■ **Instructions for the task**
Please say how many lines of the listing hold "initials", with no other words in the answer.

■ **Source material**
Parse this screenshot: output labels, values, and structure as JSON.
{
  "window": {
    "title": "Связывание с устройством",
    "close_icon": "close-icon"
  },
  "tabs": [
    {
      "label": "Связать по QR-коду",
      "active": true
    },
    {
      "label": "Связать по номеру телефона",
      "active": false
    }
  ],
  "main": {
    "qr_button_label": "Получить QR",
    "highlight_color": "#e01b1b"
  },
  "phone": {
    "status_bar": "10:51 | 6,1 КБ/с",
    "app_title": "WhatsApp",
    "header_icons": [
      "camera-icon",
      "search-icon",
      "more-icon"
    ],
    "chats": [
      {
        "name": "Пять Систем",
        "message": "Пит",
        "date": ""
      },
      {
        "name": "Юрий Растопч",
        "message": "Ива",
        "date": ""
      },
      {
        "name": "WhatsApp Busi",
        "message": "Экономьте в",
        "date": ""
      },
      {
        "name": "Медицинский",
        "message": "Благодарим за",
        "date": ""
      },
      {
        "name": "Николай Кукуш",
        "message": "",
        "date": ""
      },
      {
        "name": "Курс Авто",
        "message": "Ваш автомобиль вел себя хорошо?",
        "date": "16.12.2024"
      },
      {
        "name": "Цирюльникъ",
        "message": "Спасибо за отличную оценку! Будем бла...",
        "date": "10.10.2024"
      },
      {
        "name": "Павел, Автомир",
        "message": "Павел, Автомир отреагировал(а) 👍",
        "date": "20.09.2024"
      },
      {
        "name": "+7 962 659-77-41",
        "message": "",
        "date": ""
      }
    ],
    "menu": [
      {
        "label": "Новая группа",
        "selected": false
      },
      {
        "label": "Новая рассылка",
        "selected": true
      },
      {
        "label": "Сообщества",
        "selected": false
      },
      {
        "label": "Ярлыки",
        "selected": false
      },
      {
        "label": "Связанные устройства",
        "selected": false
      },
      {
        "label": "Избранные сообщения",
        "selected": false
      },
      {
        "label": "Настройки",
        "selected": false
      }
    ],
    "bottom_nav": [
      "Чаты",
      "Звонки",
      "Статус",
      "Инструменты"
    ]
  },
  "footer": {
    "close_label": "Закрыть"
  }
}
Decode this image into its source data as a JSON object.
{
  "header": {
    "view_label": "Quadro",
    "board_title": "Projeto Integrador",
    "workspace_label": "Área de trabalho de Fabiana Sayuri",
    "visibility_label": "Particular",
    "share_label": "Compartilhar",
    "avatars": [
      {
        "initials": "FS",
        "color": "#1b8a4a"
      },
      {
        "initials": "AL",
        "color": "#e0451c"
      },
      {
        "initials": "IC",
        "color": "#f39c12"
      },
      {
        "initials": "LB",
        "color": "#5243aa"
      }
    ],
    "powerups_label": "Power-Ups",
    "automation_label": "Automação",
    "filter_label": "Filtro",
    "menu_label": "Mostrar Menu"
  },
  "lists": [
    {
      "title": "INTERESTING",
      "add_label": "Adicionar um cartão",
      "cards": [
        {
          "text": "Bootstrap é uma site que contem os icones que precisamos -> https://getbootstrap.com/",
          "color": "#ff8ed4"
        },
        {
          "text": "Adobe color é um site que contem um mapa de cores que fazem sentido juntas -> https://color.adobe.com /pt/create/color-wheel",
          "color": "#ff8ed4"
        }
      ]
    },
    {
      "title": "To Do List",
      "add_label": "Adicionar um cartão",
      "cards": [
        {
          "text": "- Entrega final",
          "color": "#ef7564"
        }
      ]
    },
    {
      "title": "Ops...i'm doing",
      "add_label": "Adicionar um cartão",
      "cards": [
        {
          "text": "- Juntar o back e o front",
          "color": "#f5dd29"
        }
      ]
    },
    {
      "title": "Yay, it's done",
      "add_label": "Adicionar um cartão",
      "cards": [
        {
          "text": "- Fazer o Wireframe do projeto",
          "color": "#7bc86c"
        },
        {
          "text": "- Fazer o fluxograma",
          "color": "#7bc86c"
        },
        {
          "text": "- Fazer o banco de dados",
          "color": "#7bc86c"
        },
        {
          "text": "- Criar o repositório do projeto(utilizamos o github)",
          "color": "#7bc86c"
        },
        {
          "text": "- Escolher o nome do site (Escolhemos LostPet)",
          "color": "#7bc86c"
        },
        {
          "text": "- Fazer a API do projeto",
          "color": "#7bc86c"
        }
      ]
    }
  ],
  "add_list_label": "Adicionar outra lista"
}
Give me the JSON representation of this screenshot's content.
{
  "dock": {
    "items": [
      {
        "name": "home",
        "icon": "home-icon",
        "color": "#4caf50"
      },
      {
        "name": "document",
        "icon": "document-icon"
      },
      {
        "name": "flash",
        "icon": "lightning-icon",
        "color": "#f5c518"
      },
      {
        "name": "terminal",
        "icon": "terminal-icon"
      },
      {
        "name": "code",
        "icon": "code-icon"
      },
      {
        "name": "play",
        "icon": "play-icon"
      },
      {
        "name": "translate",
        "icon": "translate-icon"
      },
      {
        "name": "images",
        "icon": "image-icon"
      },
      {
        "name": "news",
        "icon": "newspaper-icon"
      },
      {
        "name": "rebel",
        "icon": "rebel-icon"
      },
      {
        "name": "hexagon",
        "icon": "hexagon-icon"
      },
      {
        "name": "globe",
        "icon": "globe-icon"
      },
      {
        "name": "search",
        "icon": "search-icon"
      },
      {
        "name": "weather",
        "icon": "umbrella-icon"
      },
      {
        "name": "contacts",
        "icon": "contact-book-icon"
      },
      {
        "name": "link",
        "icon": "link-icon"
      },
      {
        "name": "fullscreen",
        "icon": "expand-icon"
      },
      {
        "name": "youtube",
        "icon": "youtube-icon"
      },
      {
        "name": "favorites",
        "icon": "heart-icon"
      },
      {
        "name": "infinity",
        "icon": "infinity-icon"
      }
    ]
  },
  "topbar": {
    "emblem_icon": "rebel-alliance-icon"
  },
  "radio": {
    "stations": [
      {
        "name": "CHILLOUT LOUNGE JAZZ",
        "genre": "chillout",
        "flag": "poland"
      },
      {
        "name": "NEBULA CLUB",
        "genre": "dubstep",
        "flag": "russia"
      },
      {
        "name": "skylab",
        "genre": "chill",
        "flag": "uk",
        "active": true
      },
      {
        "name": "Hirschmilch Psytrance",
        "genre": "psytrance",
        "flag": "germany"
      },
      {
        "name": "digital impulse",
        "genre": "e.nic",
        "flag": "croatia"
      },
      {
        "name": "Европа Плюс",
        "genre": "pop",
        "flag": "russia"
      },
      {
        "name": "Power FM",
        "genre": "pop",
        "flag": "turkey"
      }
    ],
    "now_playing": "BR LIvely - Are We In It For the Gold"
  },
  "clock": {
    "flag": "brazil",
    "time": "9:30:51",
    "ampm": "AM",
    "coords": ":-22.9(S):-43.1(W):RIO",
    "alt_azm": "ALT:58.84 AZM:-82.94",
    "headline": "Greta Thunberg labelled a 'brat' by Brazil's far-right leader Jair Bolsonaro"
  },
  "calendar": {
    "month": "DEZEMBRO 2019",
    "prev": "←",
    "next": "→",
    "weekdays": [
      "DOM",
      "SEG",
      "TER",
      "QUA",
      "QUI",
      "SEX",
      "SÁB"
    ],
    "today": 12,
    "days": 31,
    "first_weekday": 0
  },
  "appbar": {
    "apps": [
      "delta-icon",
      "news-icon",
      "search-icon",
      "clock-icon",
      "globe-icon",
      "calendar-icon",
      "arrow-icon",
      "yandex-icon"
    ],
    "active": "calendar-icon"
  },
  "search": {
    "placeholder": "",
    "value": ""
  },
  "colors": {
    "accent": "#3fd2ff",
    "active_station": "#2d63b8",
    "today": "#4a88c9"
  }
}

■ **Your solution**
4